- WORK INSTRUCTIONS -
Please give back each line of the material unchanged, but without the images.

- SOURCE INFORMATION -
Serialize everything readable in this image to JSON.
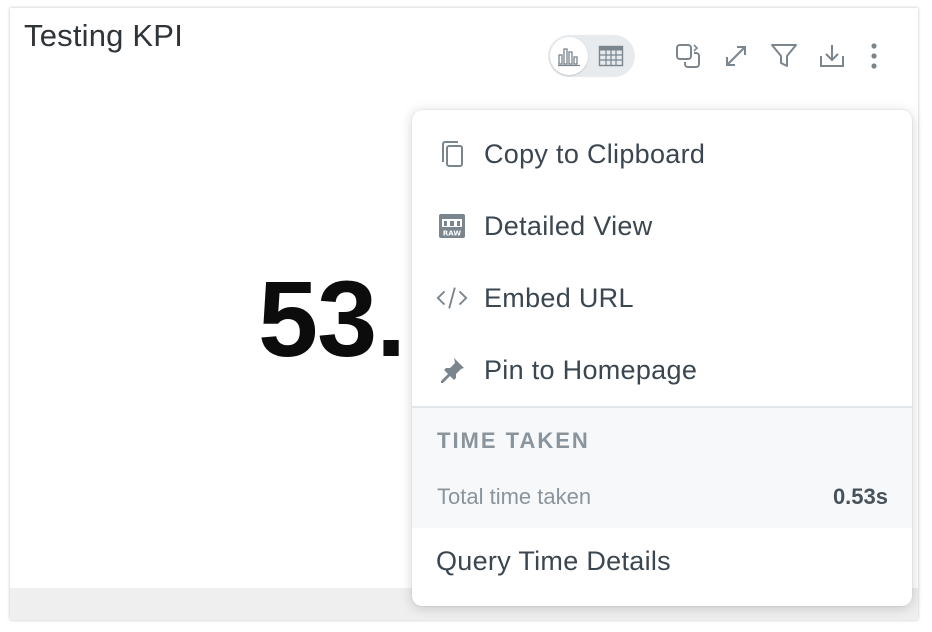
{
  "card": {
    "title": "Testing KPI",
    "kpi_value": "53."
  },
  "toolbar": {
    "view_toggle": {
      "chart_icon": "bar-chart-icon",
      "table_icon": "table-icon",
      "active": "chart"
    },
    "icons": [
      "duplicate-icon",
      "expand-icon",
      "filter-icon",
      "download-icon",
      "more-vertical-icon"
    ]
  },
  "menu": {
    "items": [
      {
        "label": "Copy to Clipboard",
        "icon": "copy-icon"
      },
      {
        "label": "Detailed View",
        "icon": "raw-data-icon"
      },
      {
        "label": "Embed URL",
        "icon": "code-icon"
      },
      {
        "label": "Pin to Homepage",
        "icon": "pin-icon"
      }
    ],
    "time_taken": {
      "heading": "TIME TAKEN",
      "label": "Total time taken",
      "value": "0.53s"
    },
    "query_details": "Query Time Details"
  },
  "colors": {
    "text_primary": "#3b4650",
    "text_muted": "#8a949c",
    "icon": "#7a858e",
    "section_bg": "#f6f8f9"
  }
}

- SOLUTION FOR THIS PROBLEM -
Serialize everything readable in this image to JSON.
{
  "card": {
    "title": "Testing KPI",
    "kpi_value": "53."
  },
  "toolbar": {
    "view_toggle": {
      "chart_icon": "bar-chart-icon",
      "table_icon": "table-icon",
      "active": "chart"
    },
    "icons": [
      "duplicate-icon",
      "expand-icon",
      "filter-icon",
      "download-icon",
      "more-vertical-icon"
    ]
  },
  "menu": {
    "items": [
      {
        "label": "Copy to Clipboard",
        "icon": "copy-icon"
      },
      {
        "label": "Detailed View",
        "icon": "raw-data-icon"
      },
      {
        "label": "Embed URL",
        "icon": "code-icon"
      },
      {
        "label": "Pin to Homepage",
        "icon": "pin-icon"
      }
    ],
    "time_taken": {
      "heading": "TIME TAKEN",
      "label": "Total time taken",
      "value": "0.53s"
    },
    "query_details": "Query Time Details"
  },
  "colors": {
    "text_primary": "#3b4650",
    "text_muted": "#8a949c",
    "icon": "#7a858e",
    "section_bg": "#f6f8f9"
  }
}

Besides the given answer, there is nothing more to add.